So too, he adds, is the movement of goods: Filling out paperwork for vehicles and specialized equipment to cross every European border will doubtless add time and expense. The details of everything from permits for different types of vehicles to the three types of driving licenses needed for non-EU drivers on the continent are endlessly dull particulars that must be addressed. They remain critically unresolved, however.
“What this could add up to for a major U.S. producer is that they’ll start thinking, ‘Well, the UK is a good place to make a movie, but what if we want to send a second unit to Paris?’” Lennon says.
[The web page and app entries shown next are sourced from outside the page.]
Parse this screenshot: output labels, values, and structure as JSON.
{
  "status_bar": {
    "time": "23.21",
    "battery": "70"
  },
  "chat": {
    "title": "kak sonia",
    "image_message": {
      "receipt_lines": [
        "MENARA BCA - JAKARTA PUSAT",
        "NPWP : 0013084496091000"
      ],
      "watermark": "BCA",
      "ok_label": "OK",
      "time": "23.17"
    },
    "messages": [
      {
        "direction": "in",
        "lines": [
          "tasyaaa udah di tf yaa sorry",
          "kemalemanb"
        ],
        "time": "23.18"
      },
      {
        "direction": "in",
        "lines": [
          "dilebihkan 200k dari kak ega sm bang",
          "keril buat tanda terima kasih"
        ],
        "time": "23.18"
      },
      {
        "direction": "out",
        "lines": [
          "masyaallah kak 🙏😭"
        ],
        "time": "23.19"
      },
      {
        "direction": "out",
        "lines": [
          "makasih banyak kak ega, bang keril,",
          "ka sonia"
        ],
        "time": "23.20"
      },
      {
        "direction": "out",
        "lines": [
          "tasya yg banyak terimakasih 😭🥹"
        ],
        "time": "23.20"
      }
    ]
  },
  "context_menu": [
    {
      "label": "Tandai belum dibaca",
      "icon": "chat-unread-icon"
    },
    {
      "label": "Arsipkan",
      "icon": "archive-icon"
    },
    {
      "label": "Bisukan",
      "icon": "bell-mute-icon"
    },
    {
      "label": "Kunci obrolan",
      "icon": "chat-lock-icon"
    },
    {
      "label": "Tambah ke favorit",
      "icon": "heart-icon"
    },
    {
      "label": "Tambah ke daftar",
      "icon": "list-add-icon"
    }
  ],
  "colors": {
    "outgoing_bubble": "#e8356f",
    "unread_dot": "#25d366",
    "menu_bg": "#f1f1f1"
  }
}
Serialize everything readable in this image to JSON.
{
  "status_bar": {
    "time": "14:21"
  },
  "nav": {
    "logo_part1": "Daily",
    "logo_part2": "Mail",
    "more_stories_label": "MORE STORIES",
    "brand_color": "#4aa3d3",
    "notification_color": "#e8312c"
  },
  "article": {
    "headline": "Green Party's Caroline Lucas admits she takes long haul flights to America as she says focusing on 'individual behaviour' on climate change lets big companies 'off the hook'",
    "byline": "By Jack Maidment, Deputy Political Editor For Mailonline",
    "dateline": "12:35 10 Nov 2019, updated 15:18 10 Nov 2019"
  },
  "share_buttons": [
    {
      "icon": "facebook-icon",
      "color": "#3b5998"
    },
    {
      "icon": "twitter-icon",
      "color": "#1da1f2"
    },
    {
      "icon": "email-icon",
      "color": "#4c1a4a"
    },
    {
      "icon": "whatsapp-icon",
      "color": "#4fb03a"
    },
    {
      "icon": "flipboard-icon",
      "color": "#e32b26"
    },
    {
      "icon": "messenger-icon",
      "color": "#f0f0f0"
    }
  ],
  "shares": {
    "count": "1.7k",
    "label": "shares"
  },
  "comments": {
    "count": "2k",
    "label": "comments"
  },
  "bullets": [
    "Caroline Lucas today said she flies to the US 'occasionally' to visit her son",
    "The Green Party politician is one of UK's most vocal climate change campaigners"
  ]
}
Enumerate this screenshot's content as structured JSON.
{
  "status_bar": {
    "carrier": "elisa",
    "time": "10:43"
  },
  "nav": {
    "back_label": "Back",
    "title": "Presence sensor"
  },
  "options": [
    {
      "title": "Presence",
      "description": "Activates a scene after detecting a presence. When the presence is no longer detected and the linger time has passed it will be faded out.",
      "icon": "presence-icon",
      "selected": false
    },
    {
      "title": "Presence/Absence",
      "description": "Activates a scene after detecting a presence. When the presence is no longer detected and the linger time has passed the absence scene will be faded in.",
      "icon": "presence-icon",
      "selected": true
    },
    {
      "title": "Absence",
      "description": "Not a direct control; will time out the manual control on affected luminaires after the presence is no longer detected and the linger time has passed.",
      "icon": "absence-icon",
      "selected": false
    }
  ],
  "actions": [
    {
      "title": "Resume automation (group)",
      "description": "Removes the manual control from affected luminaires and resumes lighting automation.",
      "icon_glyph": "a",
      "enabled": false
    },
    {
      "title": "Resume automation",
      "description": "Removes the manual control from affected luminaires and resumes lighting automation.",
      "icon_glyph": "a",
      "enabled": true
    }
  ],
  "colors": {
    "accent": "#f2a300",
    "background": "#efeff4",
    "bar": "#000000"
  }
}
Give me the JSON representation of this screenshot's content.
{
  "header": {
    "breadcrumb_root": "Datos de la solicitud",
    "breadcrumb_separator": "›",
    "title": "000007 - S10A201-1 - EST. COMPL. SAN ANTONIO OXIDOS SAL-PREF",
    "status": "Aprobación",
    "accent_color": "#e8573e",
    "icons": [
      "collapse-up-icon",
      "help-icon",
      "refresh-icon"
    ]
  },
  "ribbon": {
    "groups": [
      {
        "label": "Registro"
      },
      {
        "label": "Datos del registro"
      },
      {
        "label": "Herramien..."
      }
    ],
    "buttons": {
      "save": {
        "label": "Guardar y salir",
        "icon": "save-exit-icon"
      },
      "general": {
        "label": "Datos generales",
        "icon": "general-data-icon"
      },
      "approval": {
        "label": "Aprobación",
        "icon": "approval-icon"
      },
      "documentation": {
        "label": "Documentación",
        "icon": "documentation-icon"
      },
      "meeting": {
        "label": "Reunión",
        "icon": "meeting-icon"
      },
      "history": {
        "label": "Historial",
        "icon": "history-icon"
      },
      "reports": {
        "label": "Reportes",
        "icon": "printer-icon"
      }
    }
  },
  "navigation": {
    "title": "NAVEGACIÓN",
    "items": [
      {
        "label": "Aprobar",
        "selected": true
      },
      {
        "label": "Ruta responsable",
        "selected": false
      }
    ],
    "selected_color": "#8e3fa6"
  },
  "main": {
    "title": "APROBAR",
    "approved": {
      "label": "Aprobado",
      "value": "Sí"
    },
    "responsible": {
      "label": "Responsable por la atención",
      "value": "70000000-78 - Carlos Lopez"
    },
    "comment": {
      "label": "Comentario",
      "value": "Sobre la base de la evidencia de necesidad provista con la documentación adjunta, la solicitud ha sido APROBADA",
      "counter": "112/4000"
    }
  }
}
It’s possible they could decide the whole process is too costly and complicated, he says.
Small screen, big money
There are a few differences for the television industry, since the BBC receives state support through the mandatory licensing fees paid by U.K. residents, but post-Brexit threats are similar for television.
“The BBC spending has meant that much of the industry has been protected,” notes Born.
The stakes are high. Figures from European Audiovisual Laboratory, a European Commission Group based in France, laid out the UK’s market prominence in a recent report:
- The UK is the largest audiovisual market in the EU and accounts for 12 percent of TV households.
- The UK accounts for 21 percent of the audiovisual EU28 market revenues, similar in size to the German market and 45 percent bigger than the French market.
- On average, the U.K. market grows slightly faster (2.1 percent between 2011 and 2016) than the total EU28 market (1.7 percent).
- Media groups based in the UK account for 27 percent of the revenues of the EU28 top 100 audiovisual companies versus 13 percent for Germany and France, respectively.
- The UK hosts three of the top 10 EU28 groups (Sky, BBC, ITV) in addition to subsidiaries of various major U.S. media groups.
Wait for the credits to roll
But without new laws to spell out how all of this works post-Brexit (if, indeed, Brexit occurs), the absence of long-term clarity is a concern, despite the current upsides.
“We haven’t yet seen how Brexit — if it happens — will impact on things like work visas and what exemptions might be negotiated,” says Born. “Free movement of people within the EU has meant that there are a lot of skilled European filmmakers based here and working as vital parts of the production community. Although most will likely be able to remain post-Brexit, whether they will feel the UK is as hospitable and welcoming a place to live and work is open to be seen.”
“We’re very concerned that the limited rights that came from Europe could be eroded.”
Lennon hopes the ranks of civil servants charged with getting Brexit’s details right can come up with something like a three-month work visa for the industry, long enough to let work go on as usual but with still enough time built in to adjust to a non-EU United Kingdom. He and other industry leaders are seeking a similar provision for the free movement of goods related to production.
More importantly, he hopes the UK’s withdrawal from Europe won’t erode the labor protections his members rely on now. The European Parliament recently passed a law conferring added protections for gig economy workers, covering payment for canceled jobs and training, as well as banning contractual language that prevents freelancers from working for other companies.
“We’re focused on the protection of the rights of EU citizens in the industry who are here already, but we’re also aware that, for our members who are freelance and do have some workers’ rights, that all of those rights came from Europe,” he says. “We’re very concerned that the limited rights that came from Europe could be eroded” if and when Brexit finally transpires.The end could be grindingly dull, confusingly awkward, chaotically inept, or it may never arrive. Keep watching; the trailer’s still rolling.